▶ [RECORDS PROVIDED]:
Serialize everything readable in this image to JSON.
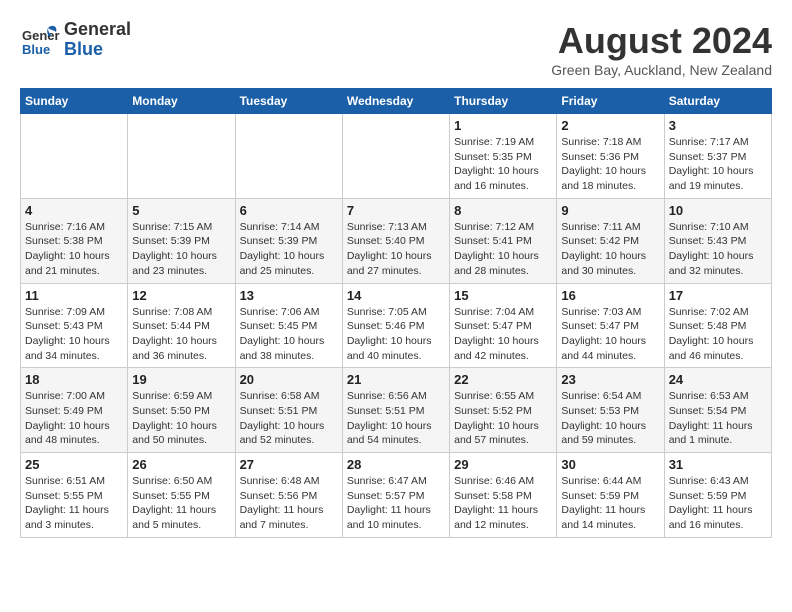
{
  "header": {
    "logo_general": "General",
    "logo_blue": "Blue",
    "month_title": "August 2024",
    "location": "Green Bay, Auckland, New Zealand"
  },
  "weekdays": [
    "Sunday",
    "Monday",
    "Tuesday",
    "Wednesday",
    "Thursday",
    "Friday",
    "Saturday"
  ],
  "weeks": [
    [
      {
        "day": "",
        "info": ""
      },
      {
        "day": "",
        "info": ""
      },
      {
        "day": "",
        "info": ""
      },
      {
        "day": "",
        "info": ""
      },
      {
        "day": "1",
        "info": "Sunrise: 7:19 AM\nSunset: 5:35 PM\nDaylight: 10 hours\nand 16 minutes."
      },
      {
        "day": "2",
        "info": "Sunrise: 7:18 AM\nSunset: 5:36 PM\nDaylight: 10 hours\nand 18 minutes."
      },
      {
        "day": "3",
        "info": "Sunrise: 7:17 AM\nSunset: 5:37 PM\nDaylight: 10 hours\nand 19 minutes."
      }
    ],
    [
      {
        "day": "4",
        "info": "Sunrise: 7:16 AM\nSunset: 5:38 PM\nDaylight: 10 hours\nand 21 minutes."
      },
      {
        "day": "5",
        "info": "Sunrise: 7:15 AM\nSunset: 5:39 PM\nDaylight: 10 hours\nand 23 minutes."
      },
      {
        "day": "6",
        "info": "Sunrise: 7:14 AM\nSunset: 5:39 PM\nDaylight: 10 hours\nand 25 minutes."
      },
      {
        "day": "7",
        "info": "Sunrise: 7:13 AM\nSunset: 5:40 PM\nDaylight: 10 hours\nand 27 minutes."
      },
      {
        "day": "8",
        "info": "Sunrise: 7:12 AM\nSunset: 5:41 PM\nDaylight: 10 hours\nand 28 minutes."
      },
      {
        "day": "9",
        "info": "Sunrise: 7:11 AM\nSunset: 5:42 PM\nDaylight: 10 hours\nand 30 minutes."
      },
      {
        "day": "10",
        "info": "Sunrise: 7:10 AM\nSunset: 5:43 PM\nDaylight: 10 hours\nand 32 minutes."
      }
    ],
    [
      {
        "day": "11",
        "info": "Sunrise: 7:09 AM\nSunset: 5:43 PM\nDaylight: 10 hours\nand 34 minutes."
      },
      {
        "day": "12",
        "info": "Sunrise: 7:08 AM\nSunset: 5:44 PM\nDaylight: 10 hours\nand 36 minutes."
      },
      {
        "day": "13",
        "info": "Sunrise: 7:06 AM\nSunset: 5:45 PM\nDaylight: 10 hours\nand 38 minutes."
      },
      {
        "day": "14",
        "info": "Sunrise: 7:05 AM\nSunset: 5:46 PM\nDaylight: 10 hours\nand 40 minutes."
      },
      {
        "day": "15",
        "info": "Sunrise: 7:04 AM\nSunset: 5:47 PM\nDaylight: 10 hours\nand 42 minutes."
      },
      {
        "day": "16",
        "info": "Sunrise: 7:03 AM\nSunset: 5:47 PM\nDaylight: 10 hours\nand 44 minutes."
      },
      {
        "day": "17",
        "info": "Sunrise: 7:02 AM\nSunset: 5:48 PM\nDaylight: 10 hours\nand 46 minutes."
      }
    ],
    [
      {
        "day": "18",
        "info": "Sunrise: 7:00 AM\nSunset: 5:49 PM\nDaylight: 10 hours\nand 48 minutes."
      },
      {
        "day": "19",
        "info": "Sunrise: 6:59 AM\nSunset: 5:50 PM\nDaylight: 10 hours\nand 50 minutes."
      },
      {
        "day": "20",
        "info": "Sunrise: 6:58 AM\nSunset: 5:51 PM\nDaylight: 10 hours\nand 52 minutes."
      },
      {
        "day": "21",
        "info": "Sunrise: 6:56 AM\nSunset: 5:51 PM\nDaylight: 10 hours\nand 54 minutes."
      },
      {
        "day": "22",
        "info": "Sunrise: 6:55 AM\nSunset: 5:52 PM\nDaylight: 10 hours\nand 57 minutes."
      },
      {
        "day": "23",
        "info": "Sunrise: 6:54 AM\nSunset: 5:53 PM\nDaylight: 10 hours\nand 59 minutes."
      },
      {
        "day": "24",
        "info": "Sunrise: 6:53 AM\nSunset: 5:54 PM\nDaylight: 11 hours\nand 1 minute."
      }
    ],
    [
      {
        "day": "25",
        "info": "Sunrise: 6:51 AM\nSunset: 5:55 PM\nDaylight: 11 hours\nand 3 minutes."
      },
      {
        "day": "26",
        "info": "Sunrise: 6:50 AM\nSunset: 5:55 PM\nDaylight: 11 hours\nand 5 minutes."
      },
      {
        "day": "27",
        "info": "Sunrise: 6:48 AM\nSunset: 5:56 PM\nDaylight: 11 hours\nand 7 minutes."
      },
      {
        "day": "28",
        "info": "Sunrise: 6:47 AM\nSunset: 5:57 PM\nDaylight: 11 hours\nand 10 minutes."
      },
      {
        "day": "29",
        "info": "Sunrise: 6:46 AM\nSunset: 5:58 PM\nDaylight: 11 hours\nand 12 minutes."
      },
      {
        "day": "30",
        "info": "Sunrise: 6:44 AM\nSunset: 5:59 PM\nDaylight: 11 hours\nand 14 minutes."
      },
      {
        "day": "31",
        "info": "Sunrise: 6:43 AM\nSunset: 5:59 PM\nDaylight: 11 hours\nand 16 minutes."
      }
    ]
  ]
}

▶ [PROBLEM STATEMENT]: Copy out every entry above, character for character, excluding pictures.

▶ [YOUR SOLUTION]:
Serialize everything readable in this image to JSON.
{
  "header": {
    "logo_general": "General",
    "logo_blue": "Blue",
    "month_title": "August 2024",
    "location": "Green Bay, Auckland, New Zealand"
  },
  "weekdays": [
    "Sunday",
    "Monday",
    "Tuesday",
    "Wednesday",
    "Thursday",
    "Friday",
    "Saturday"
  ],
  "weeks": [
    [
      {
        "day": "",
        "info": ""
      },
      {
        "day": "",
        "info": ""
      },
      {
        "day": "",
        "info": ""
      },
      {
        "day": "",
        "info": ""
      },
      {
        "day": "1",
        "info": "Sunrise: 7:19 AM\nSunset: 5:35 PM\nDaylight: 10 hours\nand 16 minutes."
      },
      {
        "day": "2",
        "info": "Sunrise: 7:18 AM\nSunset: 5:36 PM\nDaylight: 10 hours\nand 18 minutes."
      },
      {
        "day": "3",
        "info": "Sunrise: 7:17 AM\nSunset: 5:37 PM\nDaylight: 10 hours\nand 19 minutes."
      }
    ],
    [
      {
        "day": "4",
        "info": "Sunrise: 7:16 AM\nSunset: 5:38 PM\nDaylight: 10 hours\nand 21 minutes."
      },
      {
        "day": "5",
        "info": "Sunrise: 7:15 AM\nSunset: 5:39 PM\nDaylight: 10 hours\nand 23 minutes."
      },
      {
        "day": "6",
        "info": "Sunrise: 7:14 AM\nSunset: 5:39 PM\nDaylight: 10 hours\nand 25 minutes."
      },
      {
        "day": "7",
        "info": "Sunrise: 7:13 AM\nSunset: 5:40 PM\nDaylight: 10 hours\nand 27 minutes."
      },
      {
        "day": "8",
        "info": "Sunrise: 7:12 AM\nSunset: 5:41 PM\nDaylight: 10 hours\nand 28 minutes."
      },
      {
        "day": "9",
        "info": "Sunrise: 7:11 AM\nSunset: 5:42 PM\nDaylight: 10 hours\nand 30 minutes."
      },
      {
        "day": "10",
        "info": "Sunrise: 7:10 AM\nSunset: 5:43 PM\nDaylight: 10 hours\nand 32 minutes."
      }
    ],
    [
      {
        "day": "11",
        "info": "Sunrise: 7:09 AM\nSunset: 5:43 PM\nDaylight: 10 hours\nand 34 minutes."
      },
      {
        "day": "12",
        "info": "Sunrise: 7:08 AM\nSunset: 5:44 PM\nDaylight: 10 hours\nand 36 minutes."
      },
      {
        "day": "13",
        "info": "Sunrise: 7:06 AM\nSunset: 5:45 PM\nDaylight: 10 hours\nand 38 minutes."
      },
      {
        "day": "14",
        "info": "Sunrise: 7:05 AM\nSunset: 5:46 PM\nDaylight: 10 hours\nand 40 minutes."
      },
      {
        "day": "15",
        "info": "Sunrise: 7:04 AM\nSunset: 5:47 PM\nDaylight: 10 hours\nand 42 minutes."
      },
      {
        "day": "16",
        "info": "Sunrise: 7:03 AM\nSunset: 5:47 PM\nDaylight: 10 hours\nand 44 minutes."
      },
      {
        "day": "17",
        "info": "Sunrise: 7:02 AM\nSunset: 5:48 PM\nDaylight: 10 hours\nand 46 minutes."
      }
    ],
    [
      {
        "day": "18",
        "info": "Sunrise: 7:00 AM\nSunset: 5:49 PM\nDaylight: 10 hours\nand 48 minutes."
      },
      {
        "day": "19",
        "info": "Sunrise: 6:59 AM\nSunset: 5:50 PM\nDaylight: 10 hours\nand 50 minutes."
      },
      {
        "day": "20",
        "info": "Sunrise: 6:58 AM\nSunset: 5:51 PM\nDaylight: 10 hours\nand 52 minutes."
      },
      {
        "day": "21",
        "info": "Sunrise: 6:56 AM\nSunset: 5:51 PM\nDaylight: 10 hours\nand 54 minutes."
      },
      {
        "day": "22",
        "info": "Sunrise: 6:55 AM\nSunset: 5:52 PM\nDaylight: 10 hours\nand 57 minutes."
      },
      {
        "day": "23",
        "info": "Sunrise: 6:54 AM\nSunset: 5:53 PM\nDaylight: 10 hours\nand 59 minutes."
      },
      {
        "day": "24",
        "info": "Sunrise: 6:53 AM\nSunset: 5:54 PM\nDaylight: 11 hours\nand 1 minute."
      }
    ],
    [
      {
        "day": "25",
        "info": "Sunrise: 6:51 AM\nSunset: 5:55 PM\nDaylight: 11 hours\nand 3 minutes."
      },
      {
        "day": "26",
        "info": "Sunrise: 6:50 AM\nSunset: 5:55 PM\nDaylight: 11 hours\nand 5 minutes."
      },
      {
        "day": "27",
        "info": "Sunrise: 6:48 AM\nSunset: 5:56 PM\nDaylight: 11 hours\nand 7 minutes."
      },
      {
        "day": "28",
        "info": "Sunrise: 6:47 AM\nSunset: 5:57 PM\nDaylight: 11 hours\nand 10 minutes."
      },
      {
        "day": "29",
        "info": "Sunrise: 6:46 AM\nSunset: 5:58 PM\nDaylight: 11 hours\nand 12 minutes."
      },
      {
        "day": "30",
        "info": "Sunrise: 6:44 AM\nSunset: 5:59 PM\nDaylight: 11 hours\nand 14 minutes."
      },
      {
        "day": "31",
        "info": "Sunrise: 6:43 AM\nSunset: 5:59 PM\nDaylight: 11 hours\nand 16 minutes."
      }
    ]
  ]
}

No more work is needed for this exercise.